> _What this task involves_
Look through the records below and collect all lines that hold the string "Scripts".

(Beginning of Data supplied)

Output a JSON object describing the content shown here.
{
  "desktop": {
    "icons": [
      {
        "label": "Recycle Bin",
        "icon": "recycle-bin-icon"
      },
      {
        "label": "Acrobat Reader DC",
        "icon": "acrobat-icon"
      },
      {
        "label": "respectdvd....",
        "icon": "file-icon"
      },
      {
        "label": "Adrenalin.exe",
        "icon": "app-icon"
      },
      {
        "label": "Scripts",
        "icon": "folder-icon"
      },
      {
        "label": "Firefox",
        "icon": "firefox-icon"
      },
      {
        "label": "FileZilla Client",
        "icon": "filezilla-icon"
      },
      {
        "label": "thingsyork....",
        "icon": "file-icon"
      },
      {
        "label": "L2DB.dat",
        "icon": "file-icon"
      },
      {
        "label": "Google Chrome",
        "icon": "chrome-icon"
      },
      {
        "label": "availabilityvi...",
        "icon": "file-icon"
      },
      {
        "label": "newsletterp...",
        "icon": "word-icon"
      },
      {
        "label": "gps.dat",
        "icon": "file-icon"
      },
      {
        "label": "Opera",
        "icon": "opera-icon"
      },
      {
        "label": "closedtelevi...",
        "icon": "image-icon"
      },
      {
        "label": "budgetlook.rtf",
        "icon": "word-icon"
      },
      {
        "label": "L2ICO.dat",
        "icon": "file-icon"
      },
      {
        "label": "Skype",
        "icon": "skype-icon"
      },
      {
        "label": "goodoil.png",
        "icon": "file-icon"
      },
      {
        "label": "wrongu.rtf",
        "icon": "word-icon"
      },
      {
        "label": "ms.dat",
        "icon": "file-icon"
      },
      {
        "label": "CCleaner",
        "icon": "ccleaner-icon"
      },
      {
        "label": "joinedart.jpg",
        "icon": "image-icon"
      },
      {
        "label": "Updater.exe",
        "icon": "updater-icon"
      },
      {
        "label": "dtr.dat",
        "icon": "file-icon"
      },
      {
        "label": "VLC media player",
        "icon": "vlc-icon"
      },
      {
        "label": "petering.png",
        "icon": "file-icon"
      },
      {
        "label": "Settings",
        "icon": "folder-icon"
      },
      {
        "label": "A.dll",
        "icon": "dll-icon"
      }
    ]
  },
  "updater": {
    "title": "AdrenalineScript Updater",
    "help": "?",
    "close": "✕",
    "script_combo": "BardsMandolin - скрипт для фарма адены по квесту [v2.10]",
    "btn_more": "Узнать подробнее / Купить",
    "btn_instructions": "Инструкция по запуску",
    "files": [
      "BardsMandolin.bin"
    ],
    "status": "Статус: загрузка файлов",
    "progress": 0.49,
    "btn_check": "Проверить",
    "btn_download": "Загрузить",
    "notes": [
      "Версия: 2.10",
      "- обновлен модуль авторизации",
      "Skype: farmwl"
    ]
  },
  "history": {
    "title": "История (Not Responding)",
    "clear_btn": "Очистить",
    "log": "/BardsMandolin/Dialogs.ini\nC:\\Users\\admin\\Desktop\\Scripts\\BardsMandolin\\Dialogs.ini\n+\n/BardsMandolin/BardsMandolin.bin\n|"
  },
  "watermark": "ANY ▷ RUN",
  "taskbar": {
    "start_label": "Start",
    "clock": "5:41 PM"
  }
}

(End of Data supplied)

> _Problem solution_
        "label": "Scripts",
    "log": "/BardsMandolin/Dialogs.ini\nC:\\Users\\admin\\Desktop\\Scripts\\BardsMandolin\\Dialogs.ini\n+\n/BardsMandolin/BardsMandolin.bin\n|"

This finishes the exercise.